→ The task:
Report how many lines in the entries below hold the word "Haechan". Your answer is that number alone.

--- The data ---

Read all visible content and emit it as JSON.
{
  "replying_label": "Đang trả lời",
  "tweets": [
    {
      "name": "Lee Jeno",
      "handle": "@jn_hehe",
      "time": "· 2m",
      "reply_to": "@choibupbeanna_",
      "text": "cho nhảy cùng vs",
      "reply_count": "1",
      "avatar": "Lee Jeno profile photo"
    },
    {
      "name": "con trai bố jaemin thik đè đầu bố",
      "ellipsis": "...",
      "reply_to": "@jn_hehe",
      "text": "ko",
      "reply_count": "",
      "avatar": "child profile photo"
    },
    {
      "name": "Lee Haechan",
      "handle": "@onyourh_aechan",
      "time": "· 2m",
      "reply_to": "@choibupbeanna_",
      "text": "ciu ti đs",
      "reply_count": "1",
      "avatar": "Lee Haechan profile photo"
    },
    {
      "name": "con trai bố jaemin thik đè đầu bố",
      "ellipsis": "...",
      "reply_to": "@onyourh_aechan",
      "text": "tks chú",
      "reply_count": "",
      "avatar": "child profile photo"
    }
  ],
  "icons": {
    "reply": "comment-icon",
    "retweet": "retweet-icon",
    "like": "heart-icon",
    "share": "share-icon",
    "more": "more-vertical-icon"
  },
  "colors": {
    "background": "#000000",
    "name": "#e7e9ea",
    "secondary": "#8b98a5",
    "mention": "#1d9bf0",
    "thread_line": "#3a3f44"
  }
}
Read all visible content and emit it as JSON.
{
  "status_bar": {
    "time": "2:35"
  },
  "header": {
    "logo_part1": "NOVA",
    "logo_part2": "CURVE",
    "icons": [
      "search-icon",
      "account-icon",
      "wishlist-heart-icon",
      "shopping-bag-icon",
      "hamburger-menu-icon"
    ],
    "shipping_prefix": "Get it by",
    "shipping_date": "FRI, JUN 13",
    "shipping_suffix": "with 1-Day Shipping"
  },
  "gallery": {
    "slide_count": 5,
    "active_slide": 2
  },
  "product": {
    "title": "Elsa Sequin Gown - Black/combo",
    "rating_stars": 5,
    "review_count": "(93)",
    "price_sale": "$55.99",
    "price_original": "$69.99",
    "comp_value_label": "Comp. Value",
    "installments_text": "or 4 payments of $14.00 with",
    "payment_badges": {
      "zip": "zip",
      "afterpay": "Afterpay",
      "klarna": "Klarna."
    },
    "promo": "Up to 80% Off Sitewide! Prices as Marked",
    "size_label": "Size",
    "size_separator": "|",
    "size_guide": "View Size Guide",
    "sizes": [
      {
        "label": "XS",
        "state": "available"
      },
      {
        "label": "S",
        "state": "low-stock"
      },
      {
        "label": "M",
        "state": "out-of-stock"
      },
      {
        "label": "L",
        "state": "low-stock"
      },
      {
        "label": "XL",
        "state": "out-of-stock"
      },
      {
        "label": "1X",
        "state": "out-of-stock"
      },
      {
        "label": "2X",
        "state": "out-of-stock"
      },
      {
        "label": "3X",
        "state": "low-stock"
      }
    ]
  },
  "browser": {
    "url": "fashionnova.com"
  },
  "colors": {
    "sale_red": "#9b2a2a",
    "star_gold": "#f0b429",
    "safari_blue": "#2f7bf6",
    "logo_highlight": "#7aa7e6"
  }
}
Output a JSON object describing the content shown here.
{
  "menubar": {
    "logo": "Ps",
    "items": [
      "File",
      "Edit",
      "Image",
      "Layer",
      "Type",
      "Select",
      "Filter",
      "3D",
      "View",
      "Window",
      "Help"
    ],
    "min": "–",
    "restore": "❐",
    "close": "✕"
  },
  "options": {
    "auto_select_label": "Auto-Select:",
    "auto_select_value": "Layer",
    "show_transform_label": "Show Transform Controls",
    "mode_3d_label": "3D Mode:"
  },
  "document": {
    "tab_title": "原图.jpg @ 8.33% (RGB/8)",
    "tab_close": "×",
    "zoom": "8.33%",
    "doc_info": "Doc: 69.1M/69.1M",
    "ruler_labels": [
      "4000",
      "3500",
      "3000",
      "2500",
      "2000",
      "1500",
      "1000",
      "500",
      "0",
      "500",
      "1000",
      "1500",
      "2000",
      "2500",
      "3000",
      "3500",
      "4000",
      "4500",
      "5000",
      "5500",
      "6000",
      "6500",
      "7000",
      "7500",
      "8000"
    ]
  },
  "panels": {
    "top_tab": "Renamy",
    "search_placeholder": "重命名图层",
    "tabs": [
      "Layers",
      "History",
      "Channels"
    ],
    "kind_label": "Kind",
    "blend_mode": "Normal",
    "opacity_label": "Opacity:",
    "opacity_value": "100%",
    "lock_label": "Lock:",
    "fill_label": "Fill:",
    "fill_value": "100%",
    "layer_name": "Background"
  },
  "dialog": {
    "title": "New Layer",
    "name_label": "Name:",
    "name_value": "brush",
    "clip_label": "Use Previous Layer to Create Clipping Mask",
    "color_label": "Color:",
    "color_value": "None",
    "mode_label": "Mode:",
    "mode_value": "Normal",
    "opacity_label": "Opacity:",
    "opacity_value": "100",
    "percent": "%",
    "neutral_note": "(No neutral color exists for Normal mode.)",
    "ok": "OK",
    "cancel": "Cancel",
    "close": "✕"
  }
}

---

→ Solution below:
2